In 1991, the first reintroduction of 49 juvenile ferrets was completed. Careful monitoring showed that 12 percent of these ferrets were able to survive the winter. The discovery of two wild-born litters was a particularly good sign. A second group of 90 captive-bred ferrets was released in 1992. Follow-up indicates that survival may be about 25 percent. The majority of ferrets are lost to predation by coyotes. The objective of the recovery effort is to establish ten geographically distinct free-ranging populations totaling 1500 ferrets by the year 2010.

This trail is called Horsethief Falls. From I-25, take US-24 west 18 miles to it’s intersection with CO 67 in Woodland Park. Take US 24/CO 67 south to Divide where the highways diverge. Turn left (south) on CO 67 and go about 9 miles to the summit of the pass. The parking area is on the left, the closed Waters Tunnel marks the spot. There is some parking on the right also.

One pace = each time your left foot hits the ground

Pace Calibration: At the parking lot, there is a sign with a map on it. Stand with your back to the map, facing the tunnel. It took me 20 paces to reach the mouth of the tunnel where there is a door locked with a chain and padlock.

Kids - Yes
Dogs - Yes
No restrooms or trash cans. Please pack out trash.

From the parking lot, follow the trail to the right (there is another trail that seems to kind of go over the top of the tunnel, that is not the one you want.)

These clues start at the falls and work back.
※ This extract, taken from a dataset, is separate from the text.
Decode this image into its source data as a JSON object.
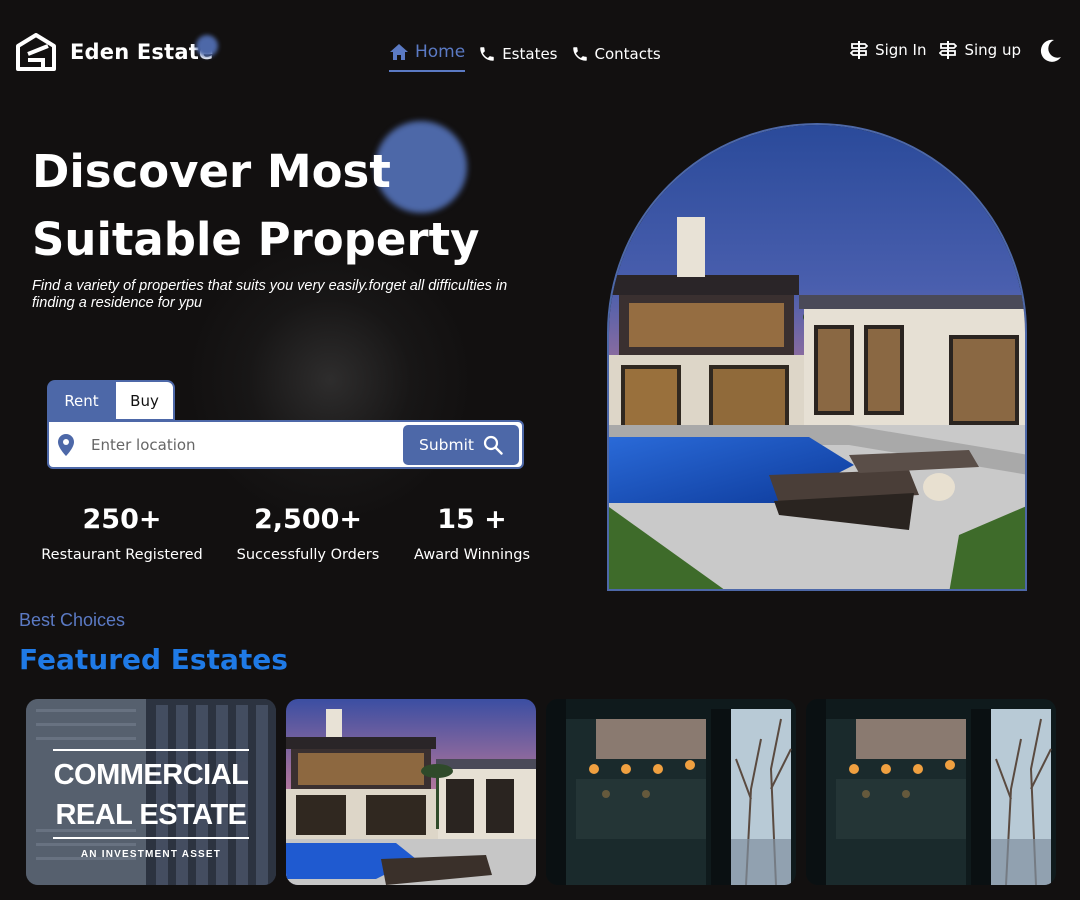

Follow the trail toward the falls. When you get to an intersection with two posts that have arrows, follow the trail that goes straight. You’ll pass a sign that says “Falls” and “Pancake Rock” with arrows on it – take the trail to the Falls. Enjoy a picnic listening to the sound of the splashing water.

To find the box, take the trail back the way you came, and pass that same sign that says “Falls” and “Pancake Rock”. Immediately after this sign, there’s a post with an arrow that points you back on the trail to the parking lot, take that trail back the way you came. When you reach the intersection with the two posts with arrows, here’s where your pace counting starts. From the INTERSECTION (not from the post), count 48 paces to a spot where there are a couple large rocks in the path, and you have to walk around them. From there, count 55 paces to a barbed wire fence on either side of you.
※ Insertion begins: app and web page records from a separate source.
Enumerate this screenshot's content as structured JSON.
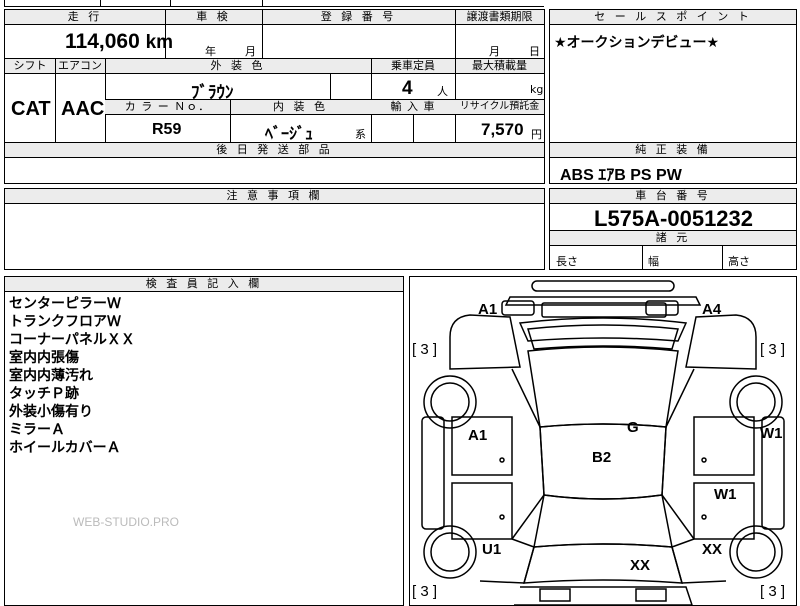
{
  "headers": {
    "mileage": "走 行",
    "inspection": "車 検",
    "reg_number": "登 録 番 号",
    "transfer_deadline": "譲渡書類期限",
    "selling_points": "セ ー ル ス ポ イ ン ト",
    "shift": "シフト",
    "aircon": "エアコン",
    "exterior_color": "外 装 色",
    "capacity": "乗車定員",
    "max_load": "最大積載量",
    "color_no": "カ ラ ー Ｎｏ．",
    "interior_color": "内 装 色",
    "import": "輸 入 車",
    "recycle": "リサイクル預託金",
    "later_parts": "後 日 発 送 部 品",
    "standard_equipment": "純 正 装 備",
    "notes": "注 意 事 項 欄",
    "chassis_number": "車 台 番 号",
    "specs": "諸 元",
    "inspector": "検 査 員 記 入 欄"
  },
  "values": {
    "mileage": "114,060",
    "mileage_unit": "km",
    "inspection_year": "年",
    "inspection_month": "月",
    "transfer_month": "月",
    "transfer_day": "日",
    "selling_point": "★オークションデビュー★",
    "shift": "CAT",
    "aircon": "AAC",
    "exterior_color": "ﾌﾞﾗｳﾝ",
    "capacity": "4",
    "capacity_unit": "人",
    "load_unit": "kg",
    "color_no": "R59",
    "interior_color": "ﾍﾞｰｼﾞｭ",
    "interior_suffix": "系",
    "recycle": "7,570",
    "recycle_unit": "円",
    "equipment": "ABS ｴｱB PS PW",
    "chassis_number": "L575A-0051232",
    "length_label": "長さ",
    "width_label": "幅",
    "height_label": "高さ"
  },
  "inspector_notes": [
    "センターピラーＷ",
    "トランクフロアＷ",
    "コーナーパネルＸＸ",
    "室内内張傷",
    "室内内薄汚れ",
    "タッチＰ跡",
    "外装小傷有り",
    "ミラーＡ",
    "ホイールカバーＡ"
  ],
  "watermark": "WEB-STUDIO.PRO",
  "diagram": {
    "tire_tl": "[ 3 ]",
    "tire_tr": "[ 3 ]",
    "tire_bl": "[ 3 ]",
    "tire_br": "[ 3 ]",
    "a1_top": "A1",
    "a4_top": "A4",
    "a1_door": "A1",
    "g": "G",
    "w1_right": "W1",
    "b2": "B2",
    "w1_door": "W1",
    "u1": "U1",
    "xx_right": "XX",
    "xx_center": "XX"
  }
}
Just after the barbed wire fence, there's a boulder field in the trail. Standing on the boulder field, on your right, you'll see two dead trees that are standing, but leaning on each other at the top. One of them has strange bumps on it. From the tree with the bumps, take 12 paces down over the boulder field, where you'll see a smooth gray tree lying down on your right, it has been sawed off right where it meets the trail. Follow this tree to the other end, where it meets a standing tree with no needles. Right next to this tree are a group of large rocks. The letterbox is hidden behind the largest one, covered by small rocks, sticks, and natural debris.
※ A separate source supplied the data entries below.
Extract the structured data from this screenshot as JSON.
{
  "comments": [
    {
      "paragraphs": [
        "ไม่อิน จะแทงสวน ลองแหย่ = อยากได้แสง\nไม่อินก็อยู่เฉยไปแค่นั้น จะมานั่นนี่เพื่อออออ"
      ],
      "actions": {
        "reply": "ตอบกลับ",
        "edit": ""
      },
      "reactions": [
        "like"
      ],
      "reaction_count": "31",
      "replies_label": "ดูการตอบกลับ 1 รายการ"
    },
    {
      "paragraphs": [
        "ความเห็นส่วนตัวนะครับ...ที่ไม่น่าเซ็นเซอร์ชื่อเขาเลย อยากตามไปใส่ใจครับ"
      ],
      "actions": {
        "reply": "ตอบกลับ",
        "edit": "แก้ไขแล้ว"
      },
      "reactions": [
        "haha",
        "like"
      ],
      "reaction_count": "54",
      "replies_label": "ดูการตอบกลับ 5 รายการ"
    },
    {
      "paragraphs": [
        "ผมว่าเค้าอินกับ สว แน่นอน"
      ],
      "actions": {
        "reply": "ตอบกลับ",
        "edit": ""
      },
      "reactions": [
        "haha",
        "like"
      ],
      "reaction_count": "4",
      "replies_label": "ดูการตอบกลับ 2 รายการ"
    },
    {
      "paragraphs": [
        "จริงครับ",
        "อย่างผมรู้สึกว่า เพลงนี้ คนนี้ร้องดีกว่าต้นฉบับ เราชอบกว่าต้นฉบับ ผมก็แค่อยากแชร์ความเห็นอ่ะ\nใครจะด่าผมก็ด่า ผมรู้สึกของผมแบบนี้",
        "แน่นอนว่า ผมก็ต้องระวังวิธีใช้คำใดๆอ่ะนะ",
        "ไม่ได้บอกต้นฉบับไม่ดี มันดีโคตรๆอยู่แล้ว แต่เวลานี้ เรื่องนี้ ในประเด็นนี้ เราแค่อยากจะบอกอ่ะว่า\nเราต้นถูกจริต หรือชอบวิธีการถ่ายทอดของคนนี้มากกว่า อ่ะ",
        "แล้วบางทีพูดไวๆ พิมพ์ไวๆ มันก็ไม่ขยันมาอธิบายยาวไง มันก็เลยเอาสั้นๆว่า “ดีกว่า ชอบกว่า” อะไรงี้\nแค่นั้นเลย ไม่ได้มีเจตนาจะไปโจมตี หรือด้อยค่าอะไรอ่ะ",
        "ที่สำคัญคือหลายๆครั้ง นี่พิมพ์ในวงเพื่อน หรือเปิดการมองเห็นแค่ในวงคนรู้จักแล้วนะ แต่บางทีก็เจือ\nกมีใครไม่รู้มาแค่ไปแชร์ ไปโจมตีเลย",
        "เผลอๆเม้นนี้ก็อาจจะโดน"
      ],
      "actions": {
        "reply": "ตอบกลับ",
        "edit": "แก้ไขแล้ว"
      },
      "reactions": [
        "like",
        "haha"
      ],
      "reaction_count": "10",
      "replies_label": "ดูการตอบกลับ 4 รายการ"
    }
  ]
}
Please email me when you find the box to let me know its status, as I will not get down there to check on it often. Thanks!